--- START ---

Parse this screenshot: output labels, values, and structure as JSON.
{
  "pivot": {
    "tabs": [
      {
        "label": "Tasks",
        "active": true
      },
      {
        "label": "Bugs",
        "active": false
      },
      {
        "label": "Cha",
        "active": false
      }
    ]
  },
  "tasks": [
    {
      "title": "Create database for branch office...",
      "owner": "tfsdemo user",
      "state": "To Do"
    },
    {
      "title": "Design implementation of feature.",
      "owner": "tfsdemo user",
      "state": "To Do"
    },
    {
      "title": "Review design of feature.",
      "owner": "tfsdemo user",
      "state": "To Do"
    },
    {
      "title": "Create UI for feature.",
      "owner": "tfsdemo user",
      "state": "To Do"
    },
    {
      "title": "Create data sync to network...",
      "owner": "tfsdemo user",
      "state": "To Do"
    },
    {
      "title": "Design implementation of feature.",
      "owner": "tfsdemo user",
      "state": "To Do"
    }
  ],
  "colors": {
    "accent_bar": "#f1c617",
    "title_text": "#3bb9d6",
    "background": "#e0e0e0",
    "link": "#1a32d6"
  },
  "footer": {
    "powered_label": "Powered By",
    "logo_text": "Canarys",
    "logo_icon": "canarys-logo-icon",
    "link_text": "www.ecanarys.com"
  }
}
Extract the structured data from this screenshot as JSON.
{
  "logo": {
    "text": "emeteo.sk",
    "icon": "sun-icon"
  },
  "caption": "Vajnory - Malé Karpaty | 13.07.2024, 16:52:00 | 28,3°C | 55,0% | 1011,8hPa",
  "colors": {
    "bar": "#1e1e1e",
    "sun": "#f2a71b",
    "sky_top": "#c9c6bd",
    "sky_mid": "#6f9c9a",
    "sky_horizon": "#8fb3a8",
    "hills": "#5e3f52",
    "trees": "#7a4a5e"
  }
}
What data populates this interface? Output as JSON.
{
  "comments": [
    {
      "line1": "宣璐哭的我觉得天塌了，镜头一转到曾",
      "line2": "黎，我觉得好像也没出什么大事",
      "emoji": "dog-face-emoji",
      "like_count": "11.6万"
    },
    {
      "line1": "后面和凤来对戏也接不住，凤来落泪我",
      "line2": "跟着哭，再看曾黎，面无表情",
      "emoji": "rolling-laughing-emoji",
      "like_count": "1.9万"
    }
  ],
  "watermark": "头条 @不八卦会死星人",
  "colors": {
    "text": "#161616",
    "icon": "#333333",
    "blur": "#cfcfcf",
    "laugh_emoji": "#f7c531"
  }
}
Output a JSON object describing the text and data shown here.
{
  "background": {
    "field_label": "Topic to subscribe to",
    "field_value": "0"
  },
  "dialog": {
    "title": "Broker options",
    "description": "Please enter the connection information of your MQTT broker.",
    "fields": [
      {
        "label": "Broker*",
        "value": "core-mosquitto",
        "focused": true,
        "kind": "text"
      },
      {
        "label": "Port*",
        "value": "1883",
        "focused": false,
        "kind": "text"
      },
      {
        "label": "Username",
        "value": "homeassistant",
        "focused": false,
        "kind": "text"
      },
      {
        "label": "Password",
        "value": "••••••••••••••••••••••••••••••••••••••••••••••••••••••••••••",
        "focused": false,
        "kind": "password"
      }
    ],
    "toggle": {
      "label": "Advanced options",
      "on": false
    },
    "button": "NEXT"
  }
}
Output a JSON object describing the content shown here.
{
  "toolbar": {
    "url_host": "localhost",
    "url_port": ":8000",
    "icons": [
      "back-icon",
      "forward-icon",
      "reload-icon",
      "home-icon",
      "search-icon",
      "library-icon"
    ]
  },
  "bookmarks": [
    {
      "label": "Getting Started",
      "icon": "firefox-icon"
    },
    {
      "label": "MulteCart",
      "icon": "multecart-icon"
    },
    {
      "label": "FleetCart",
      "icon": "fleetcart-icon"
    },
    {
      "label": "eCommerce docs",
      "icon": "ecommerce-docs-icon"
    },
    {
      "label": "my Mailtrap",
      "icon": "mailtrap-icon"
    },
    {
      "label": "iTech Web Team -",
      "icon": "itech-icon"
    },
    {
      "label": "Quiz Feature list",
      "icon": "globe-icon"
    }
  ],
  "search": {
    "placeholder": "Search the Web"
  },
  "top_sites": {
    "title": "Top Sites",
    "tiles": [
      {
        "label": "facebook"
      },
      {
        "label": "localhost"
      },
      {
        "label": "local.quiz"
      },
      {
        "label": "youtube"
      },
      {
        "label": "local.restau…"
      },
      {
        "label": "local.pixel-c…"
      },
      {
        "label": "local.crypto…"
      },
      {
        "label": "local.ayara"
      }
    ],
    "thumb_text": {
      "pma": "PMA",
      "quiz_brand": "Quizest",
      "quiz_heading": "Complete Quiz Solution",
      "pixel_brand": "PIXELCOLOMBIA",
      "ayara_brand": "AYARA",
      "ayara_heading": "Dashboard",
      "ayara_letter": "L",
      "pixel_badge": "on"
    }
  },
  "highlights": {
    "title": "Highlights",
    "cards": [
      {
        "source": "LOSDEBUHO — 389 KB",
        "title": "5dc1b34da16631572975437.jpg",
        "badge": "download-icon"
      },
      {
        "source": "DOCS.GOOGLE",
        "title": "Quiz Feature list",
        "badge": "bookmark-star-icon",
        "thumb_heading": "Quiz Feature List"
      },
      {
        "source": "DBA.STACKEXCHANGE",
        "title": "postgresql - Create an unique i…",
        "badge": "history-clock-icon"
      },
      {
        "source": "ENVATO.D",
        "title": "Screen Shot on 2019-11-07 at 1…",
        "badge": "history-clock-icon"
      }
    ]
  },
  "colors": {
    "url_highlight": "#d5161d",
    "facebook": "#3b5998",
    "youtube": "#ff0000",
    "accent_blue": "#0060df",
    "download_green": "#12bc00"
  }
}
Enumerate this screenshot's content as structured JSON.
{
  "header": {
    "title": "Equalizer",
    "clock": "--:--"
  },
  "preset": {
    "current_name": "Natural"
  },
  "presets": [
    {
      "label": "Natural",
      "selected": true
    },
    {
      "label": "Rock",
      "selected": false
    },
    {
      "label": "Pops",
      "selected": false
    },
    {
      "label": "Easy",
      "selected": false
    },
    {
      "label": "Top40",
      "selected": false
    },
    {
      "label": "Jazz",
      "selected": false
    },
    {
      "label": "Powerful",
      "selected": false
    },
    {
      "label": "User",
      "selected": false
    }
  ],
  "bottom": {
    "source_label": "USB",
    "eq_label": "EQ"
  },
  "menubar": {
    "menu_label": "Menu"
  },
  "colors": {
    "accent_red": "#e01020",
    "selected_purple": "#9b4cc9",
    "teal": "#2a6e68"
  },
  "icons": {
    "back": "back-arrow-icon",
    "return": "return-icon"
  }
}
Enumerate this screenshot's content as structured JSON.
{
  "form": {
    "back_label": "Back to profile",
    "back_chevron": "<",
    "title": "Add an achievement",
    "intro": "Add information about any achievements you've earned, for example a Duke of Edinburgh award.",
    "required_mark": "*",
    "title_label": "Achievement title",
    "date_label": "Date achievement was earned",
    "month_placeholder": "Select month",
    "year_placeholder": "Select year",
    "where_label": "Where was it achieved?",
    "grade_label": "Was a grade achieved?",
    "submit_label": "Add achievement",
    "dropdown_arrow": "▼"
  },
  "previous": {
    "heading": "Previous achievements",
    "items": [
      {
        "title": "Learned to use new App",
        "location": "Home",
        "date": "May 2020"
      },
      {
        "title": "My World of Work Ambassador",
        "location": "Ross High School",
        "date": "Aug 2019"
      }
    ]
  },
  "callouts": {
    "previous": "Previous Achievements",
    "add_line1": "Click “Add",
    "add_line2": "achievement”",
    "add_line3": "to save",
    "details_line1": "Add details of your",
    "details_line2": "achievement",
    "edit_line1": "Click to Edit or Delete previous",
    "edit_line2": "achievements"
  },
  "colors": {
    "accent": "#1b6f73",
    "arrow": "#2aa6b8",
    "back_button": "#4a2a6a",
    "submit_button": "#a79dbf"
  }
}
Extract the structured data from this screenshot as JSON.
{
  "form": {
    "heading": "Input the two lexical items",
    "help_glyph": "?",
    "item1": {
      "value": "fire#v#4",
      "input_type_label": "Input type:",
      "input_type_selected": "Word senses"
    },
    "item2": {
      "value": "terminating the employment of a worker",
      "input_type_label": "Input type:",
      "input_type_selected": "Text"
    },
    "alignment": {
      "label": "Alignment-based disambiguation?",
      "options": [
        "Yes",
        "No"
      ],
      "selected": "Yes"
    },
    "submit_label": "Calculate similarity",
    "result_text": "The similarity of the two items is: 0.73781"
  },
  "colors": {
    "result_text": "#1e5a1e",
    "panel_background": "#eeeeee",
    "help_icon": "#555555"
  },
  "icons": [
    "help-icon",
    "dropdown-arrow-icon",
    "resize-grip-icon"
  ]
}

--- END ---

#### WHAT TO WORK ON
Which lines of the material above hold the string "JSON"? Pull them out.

#### ANSWER SECTION
Parse this screenshot: output labels, values, and structure as JSON.
Extract the structured data from this screenshot as JSON.
What data populates this interface? Output as JSON.
Output a JSON object describing the text and data shown here.
Output a JSON object describing the content shown here.
Enumerate this screenshot's content as structured JSON.
Enumerate this screenshot's content as structured JSON.
Extract the structured data from this screenshot as JSON.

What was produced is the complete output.